- Mercedes top for reliability, Fiat best overall
- But Ford and VW perform poorly
The UK Fleet Van Market Report 2018 by Sewells Research & Insight doesn’t instantly sound like the most riveting reading – but as a survey of no less than 1,088 ‘fleet decision makers’ it certainly carries the weight of a lot of real-world expertise.
Those decision makers, ‘responsible for running light commercial vehicle fleets that range from a handful of vans to several thousand’, were asked to rank 13 van manufacturers on 33 criteria, covering everything from vehicle performance to cost effectiveness and aftersales support.
So it’s a comprehensive report. And two van makers stood out above the rest in the results – one you’d certainly expect, and another you maybe would not…
Mercedes-Benz received the highest number of ‘very satisfied’ ratings in 13 of the 33 categories – including victories in the all-important reliability and build quality areas.
However, Fiat went one better with more ‘very satisfied’ ratings than other brands in 14 of the 33 categories – including cost effectiveness and the specialist support of its dealer network, two other particularly important areas for van buyers.
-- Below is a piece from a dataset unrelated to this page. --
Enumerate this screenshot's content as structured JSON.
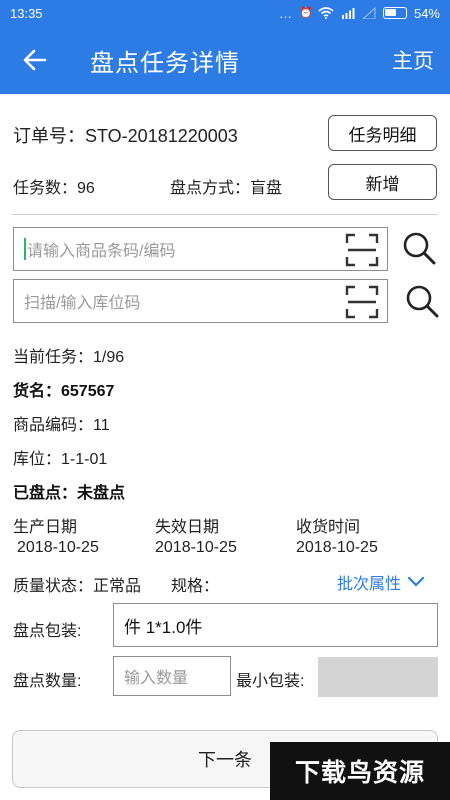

Ford managed to achieve the top spot in just one category. A bit of a shock for what is by far the UK’s biggest selling van – and pickup – manufacturer.
It’s even worse news for Volkswagen. Despite the premium image, VW failed to make the top three in any of the 33 categories.
2018 will be a tough market for vans
The report also comments on the general state of the van market as it heads into a new year.
The end of 2017 saw a fall in van sales, due at least in part to economic uncertainty surrounding Brexit. Sewells points out that in such a market, customer satisfaction becomes increasingly important as van makers find themselves fighting over fewer buyers.
Vans remain 99% diesel
Finally, the report expresses concern about the limited number of Euro 6 diesels that have so far made it onto fleets – given the imminent threat of ultra-low emissions zone (ULEZ) regulation, which will soon begin levying large fees against older vehicles in an effort to improve city centre air quality.
In a similar vein, the report reveals that 99% of new van sales are still diesel in the UK – despite the increasing capability of alternative fuel solutions, including all-electric vans.
While many van operators continue to express range anxiety when it comes to electric power, the report claims ‘almost one third of vans drive fewer than 50 miles per day’, a distance easily covered by modern electric solutions.